Purdah was rigorously observed under the Taliban in Afghanistan, where women had to observe complete purdah at all times when they were in public. Only close male family members and other women were allowed to see them out of purdah. In other societies, purdah is often only practiced during certain times of religious significance. In historically Islamic Arab countries, such as Saudi Arabia, purdah is a custom with cultural rather than religious basis. Even in the United Arab Emirates, where women can wear skirts and similar modest garments, Arab women often observe purdah. It is important to differentiate between purdah and hijab. Hijab is an Islamic tradition that is based on physical and psychological morality, while purdah does not necessarily conform to Islamic teachings.
Similar to the boshiya, the niqab is a face veil that is worn over the hijab and fastened around the back of the head, either with Velcro or ties. The fabric is cotton or light polyester, although tribal women sometimes wear a leather niqab decorated with gold coins or shells. There may be a flap on the niqab that can be dropped down to cover the eyes.
A floor-length garment worn by men and women that pulls over the head and has no buttons or zippers. The women's robe is also known as a dishdash and is called a caftan in North Africa. Palestinian women's thobes are famous for their hand embroidery.
Traditional Moroccan dress that pulls over the head and is worn by both men and women.
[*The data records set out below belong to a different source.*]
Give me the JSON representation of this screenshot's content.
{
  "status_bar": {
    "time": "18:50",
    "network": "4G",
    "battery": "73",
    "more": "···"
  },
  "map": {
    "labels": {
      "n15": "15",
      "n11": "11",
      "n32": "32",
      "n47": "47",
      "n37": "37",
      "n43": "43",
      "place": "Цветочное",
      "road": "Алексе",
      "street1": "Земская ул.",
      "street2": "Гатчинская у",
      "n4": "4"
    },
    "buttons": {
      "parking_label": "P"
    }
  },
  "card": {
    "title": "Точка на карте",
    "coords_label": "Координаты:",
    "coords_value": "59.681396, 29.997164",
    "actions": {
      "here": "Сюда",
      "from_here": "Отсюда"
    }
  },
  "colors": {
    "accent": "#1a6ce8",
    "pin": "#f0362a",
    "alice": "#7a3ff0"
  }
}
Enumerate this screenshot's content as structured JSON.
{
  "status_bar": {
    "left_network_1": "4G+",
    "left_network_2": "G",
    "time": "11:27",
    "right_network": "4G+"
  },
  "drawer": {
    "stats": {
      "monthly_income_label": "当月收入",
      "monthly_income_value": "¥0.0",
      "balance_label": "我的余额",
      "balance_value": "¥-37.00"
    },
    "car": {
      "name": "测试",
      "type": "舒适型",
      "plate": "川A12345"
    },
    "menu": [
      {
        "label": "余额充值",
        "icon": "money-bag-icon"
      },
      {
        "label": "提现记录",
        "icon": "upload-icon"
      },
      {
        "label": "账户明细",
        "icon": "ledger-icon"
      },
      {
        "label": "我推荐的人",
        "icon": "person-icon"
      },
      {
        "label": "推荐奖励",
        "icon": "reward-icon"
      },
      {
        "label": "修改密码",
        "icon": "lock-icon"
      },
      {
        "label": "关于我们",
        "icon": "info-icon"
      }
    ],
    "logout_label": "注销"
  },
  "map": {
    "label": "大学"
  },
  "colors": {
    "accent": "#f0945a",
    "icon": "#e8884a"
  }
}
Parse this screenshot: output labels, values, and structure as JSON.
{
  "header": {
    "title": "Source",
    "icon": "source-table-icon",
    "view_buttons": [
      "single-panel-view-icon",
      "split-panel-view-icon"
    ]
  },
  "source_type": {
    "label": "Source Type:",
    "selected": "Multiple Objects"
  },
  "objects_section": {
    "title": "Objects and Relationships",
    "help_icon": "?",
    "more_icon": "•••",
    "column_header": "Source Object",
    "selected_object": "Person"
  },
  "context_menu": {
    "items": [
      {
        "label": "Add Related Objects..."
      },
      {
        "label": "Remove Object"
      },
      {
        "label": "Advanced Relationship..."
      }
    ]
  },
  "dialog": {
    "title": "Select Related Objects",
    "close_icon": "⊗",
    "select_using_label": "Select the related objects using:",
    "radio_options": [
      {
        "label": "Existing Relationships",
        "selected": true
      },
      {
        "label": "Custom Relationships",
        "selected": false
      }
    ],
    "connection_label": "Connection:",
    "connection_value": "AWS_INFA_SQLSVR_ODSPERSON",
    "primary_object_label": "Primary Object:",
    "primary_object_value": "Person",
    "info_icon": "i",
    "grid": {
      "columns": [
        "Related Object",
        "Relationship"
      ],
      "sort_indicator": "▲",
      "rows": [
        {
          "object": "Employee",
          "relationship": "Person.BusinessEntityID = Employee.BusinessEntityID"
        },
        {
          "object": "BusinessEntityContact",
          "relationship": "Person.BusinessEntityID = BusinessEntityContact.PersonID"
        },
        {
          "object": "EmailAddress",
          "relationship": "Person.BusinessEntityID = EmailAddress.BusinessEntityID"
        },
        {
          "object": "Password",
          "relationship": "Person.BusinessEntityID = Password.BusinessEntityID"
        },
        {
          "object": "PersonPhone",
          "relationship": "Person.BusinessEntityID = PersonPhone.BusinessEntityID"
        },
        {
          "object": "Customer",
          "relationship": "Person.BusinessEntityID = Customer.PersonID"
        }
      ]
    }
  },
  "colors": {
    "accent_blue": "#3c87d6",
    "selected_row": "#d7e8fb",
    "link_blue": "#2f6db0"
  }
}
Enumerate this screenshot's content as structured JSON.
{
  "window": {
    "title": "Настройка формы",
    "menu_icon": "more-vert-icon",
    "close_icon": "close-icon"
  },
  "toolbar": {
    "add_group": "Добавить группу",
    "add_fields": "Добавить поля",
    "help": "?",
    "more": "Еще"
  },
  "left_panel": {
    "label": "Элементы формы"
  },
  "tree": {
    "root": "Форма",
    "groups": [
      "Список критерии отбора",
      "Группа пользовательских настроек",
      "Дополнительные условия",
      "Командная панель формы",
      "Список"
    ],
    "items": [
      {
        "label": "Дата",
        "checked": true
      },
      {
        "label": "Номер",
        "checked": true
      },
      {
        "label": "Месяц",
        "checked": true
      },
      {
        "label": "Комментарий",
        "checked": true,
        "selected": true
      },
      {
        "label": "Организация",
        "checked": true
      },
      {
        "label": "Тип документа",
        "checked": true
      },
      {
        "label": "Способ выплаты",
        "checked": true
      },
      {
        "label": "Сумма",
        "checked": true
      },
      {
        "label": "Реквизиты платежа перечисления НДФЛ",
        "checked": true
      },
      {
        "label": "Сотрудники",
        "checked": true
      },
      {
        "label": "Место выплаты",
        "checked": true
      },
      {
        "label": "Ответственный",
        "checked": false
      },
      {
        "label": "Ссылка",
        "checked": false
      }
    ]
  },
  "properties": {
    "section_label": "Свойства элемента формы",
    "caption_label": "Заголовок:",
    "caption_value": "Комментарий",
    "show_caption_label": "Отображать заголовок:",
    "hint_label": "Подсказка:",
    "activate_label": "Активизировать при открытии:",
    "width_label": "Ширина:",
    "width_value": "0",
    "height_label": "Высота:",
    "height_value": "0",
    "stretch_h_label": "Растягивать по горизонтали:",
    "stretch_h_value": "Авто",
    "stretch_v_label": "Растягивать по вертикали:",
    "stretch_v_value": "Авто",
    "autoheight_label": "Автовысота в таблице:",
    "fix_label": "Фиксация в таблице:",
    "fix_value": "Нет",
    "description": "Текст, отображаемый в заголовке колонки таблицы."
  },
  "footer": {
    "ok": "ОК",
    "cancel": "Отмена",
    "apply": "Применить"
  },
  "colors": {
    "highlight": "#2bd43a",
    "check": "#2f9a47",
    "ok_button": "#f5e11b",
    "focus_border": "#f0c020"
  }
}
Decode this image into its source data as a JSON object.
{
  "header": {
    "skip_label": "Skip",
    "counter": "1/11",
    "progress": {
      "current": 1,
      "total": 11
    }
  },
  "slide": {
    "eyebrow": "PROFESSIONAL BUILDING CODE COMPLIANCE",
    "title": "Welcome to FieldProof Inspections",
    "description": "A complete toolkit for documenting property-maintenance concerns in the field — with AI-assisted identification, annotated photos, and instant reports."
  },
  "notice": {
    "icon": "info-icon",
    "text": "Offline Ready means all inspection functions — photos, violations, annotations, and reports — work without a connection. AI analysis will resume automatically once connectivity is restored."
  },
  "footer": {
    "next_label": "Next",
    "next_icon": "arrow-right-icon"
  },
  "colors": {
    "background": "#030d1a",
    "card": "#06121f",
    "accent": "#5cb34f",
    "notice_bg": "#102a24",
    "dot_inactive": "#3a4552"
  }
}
Djellaba fabric ranges from cotton or wool to expensive silks and brocades. Typically, this garment has a long hood in back and side slits for reaching into pockets.
A thick, double, black cord that is worn on the top of the ghutra to hold it in place.
This loose-fitting garment is the same as a Saudi abayah for men or an ankle-length Egyptian shirt with short sleeves.
A ghutra is a square cotton or silk scarf that is folded in a triangle and worn over a skull cap, or tagiyah. It is either all white or red and white checked. There is no significance placed on which color of ghutra a man wears.
A tagiyah is a white knitted skull cap that men wear under a headscarf known as a ghutra.
Also called a dishdasha, the thobe is a loose, long-sleeved, ankle-length garment worn by men in Saudi Arabia. Summer thobes are made of white cotton while winter thobes can be darker and made of wool. The thobe is perceived as an equalizer among men, according to verses in the Koran which state that a man should be judged by his deeds and not on his appearance.